(Source data Opens)
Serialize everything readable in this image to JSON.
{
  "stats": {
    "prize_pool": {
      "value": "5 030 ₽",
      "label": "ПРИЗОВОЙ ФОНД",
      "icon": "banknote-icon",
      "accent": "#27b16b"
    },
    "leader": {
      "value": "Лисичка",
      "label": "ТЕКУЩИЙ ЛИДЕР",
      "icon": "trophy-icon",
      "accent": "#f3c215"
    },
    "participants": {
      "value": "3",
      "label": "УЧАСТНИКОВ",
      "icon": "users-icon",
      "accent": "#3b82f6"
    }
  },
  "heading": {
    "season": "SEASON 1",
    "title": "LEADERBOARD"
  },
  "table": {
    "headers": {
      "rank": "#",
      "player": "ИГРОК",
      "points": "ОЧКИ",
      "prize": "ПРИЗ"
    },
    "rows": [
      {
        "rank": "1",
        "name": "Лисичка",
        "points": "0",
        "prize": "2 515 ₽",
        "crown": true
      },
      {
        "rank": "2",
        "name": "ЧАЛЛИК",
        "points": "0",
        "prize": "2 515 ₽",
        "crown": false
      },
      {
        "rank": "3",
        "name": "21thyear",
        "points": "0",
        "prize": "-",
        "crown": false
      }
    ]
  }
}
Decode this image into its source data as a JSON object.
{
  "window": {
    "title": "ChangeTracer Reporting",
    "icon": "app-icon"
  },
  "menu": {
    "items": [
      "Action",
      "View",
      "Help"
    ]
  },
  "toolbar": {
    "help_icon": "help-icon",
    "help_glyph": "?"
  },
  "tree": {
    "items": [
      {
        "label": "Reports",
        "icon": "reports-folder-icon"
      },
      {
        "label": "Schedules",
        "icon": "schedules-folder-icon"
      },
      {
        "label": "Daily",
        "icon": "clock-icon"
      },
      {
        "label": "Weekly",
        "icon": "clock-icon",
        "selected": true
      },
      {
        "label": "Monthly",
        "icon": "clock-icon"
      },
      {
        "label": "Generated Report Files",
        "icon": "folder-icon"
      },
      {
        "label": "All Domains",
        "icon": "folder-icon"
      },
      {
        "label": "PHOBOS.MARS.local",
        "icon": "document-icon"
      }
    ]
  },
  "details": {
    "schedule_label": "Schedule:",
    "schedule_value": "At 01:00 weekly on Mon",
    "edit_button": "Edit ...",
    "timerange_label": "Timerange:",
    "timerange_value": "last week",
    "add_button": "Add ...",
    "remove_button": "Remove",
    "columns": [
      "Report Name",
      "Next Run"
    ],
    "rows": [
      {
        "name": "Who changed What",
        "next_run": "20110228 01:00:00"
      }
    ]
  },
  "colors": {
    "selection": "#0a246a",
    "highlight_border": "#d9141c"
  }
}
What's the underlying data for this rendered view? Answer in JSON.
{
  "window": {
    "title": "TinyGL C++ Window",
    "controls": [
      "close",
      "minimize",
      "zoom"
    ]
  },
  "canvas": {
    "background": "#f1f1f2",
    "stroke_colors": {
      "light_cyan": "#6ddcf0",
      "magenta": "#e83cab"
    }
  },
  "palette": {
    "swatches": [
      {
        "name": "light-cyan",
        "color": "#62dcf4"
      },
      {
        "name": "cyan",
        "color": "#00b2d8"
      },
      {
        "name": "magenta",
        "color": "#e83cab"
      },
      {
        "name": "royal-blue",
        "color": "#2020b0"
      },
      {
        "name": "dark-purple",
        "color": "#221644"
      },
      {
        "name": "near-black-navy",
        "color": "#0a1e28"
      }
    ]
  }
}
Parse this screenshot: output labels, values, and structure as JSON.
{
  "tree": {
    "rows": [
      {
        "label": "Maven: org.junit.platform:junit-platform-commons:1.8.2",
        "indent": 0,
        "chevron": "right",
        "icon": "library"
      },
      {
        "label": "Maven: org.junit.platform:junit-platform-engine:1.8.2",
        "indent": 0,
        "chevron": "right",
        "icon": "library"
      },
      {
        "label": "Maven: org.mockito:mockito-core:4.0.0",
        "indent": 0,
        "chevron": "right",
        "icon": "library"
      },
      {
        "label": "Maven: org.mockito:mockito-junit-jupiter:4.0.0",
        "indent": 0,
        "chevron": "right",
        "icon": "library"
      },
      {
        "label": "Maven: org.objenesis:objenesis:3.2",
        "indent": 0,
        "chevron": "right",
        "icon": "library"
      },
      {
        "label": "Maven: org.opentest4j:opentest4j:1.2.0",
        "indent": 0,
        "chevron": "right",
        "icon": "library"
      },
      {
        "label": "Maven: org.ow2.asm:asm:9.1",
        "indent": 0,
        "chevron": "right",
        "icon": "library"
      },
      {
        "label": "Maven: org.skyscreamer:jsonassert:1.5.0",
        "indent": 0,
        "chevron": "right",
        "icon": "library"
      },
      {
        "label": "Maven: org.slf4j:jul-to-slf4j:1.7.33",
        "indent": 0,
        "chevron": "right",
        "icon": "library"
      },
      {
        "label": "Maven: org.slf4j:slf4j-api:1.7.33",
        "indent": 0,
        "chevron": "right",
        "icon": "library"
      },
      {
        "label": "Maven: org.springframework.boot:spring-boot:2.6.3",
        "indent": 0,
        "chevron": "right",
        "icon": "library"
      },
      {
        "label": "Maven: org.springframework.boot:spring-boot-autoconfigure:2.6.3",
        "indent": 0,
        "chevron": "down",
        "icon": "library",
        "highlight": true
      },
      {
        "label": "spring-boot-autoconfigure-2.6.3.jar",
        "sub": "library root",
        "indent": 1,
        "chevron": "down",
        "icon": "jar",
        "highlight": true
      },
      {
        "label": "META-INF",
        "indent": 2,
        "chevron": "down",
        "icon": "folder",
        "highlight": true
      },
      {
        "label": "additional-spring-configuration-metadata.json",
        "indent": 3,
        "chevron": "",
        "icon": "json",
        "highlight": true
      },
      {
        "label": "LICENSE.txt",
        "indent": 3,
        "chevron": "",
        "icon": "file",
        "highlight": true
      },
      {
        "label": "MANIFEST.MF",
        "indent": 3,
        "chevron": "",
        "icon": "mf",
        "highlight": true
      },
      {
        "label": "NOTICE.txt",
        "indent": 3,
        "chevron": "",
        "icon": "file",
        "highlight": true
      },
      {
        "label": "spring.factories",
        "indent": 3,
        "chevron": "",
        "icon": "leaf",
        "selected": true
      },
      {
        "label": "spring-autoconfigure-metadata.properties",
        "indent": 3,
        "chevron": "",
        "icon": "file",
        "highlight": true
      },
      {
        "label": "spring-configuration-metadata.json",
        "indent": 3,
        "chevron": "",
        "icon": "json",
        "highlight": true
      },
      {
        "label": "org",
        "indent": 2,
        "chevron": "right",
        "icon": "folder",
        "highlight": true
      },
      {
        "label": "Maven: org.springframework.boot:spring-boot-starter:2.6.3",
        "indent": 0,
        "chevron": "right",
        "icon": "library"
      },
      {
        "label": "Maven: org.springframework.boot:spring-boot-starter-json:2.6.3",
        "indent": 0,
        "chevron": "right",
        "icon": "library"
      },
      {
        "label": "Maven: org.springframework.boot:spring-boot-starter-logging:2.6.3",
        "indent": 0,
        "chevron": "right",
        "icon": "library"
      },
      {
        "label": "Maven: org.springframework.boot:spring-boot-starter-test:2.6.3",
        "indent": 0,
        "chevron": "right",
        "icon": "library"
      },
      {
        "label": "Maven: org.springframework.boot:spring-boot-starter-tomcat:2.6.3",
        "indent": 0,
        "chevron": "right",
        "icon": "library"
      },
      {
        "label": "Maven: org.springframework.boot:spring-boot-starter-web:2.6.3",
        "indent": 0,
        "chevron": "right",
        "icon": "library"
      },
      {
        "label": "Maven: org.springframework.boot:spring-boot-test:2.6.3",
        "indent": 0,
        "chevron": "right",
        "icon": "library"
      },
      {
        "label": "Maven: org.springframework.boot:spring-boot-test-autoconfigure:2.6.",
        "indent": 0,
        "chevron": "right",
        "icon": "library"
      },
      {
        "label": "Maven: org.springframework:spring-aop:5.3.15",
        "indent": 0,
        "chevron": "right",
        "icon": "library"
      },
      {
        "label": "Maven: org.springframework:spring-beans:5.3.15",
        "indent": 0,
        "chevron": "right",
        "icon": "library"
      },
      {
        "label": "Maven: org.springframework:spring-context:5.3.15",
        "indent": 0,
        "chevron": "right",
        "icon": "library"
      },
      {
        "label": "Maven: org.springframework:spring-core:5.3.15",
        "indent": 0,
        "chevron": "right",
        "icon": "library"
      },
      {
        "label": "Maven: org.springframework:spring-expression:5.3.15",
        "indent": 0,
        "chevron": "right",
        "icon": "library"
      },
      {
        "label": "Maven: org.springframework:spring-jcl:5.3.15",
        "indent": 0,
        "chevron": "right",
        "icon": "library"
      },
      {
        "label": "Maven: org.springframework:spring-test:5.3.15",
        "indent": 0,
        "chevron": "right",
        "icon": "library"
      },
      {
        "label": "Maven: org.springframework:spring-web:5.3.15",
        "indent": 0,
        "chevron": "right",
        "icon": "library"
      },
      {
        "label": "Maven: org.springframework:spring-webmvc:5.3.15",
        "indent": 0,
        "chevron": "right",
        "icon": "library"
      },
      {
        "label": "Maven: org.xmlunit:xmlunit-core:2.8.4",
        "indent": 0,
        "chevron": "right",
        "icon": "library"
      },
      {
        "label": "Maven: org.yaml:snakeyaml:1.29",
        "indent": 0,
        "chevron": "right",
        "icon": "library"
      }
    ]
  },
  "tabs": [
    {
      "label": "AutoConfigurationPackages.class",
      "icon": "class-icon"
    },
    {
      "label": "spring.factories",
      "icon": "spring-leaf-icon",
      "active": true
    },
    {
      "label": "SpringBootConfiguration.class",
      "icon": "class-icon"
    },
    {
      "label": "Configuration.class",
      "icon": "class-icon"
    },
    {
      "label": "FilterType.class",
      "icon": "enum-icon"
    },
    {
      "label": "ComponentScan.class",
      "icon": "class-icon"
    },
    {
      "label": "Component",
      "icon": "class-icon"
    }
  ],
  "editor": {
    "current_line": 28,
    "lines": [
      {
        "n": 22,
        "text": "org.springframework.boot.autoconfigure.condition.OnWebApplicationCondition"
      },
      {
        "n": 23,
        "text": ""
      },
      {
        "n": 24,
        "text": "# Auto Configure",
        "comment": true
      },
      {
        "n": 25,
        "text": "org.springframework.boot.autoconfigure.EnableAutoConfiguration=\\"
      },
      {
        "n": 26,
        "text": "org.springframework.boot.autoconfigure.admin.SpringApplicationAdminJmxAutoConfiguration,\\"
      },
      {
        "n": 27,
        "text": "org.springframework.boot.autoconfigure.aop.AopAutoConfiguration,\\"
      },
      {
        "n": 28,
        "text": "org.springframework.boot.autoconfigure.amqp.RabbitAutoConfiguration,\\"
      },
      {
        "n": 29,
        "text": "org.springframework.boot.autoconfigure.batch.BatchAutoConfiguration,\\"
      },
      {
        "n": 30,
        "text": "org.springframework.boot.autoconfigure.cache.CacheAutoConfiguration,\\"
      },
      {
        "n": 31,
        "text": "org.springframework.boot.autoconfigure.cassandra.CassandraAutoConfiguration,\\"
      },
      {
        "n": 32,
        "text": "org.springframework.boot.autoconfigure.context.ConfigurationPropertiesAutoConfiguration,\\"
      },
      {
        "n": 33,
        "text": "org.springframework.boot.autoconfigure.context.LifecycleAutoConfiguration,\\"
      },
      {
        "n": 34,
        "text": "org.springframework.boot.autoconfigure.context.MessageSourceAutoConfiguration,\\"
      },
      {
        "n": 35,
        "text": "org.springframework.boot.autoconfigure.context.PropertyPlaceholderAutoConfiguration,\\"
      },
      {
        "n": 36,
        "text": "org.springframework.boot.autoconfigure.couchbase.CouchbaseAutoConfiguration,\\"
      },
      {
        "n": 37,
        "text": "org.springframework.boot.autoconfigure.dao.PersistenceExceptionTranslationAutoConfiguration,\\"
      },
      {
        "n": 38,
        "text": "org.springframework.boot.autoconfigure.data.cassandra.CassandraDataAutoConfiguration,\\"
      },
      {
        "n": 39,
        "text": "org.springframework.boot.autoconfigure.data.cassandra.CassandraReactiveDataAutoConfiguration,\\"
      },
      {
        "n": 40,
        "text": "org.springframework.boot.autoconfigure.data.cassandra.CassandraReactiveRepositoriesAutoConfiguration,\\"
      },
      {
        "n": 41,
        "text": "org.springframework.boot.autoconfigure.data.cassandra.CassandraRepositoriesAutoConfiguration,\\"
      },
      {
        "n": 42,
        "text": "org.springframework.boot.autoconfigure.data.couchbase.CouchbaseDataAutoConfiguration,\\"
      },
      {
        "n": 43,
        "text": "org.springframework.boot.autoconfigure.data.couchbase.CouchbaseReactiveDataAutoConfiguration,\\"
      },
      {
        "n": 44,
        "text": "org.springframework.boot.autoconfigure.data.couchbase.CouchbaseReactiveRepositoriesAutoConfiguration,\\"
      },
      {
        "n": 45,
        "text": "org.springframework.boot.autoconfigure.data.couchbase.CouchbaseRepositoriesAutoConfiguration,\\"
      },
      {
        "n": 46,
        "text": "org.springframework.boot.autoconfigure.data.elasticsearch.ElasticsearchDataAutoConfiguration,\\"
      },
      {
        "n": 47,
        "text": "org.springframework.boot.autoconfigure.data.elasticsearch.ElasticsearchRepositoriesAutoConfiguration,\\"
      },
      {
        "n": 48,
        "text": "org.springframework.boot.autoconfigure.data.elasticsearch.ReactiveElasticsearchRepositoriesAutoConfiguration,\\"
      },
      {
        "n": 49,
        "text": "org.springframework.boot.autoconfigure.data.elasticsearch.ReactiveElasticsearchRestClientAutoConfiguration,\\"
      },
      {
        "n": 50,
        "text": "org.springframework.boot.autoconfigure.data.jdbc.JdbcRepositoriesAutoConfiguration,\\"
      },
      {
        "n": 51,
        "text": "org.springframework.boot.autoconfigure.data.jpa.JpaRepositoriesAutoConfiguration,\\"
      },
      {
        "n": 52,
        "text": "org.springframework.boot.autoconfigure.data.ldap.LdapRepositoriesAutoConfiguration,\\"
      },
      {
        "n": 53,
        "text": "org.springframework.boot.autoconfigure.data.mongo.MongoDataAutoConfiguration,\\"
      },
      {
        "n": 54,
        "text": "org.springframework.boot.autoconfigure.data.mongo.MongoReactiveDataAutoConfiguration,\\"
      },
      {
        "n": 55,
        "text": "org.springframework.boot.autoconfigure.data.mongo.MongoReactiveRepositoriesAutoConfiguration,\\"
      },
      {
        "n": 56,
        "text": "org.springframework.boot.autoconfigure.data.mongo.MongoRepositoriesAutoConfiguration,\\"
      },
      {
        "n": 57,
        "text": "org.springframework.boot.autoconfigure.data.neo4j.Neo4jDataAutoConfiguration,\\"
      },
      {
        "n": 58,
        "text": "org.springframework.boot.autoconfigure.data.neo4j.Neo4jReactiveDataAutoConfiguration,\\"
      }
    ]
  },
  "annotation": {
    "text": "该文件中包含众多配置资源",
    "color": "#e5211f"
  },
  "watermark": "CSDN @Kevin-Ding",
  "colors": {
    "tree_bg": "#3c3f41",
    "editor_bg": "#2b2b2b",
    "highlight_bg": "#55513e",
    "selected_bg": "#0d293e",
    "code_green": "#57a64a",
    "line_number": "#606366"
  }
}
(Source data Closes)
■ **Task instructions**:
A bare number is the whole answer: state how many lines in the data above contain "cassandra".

■ **Solved problem**:
5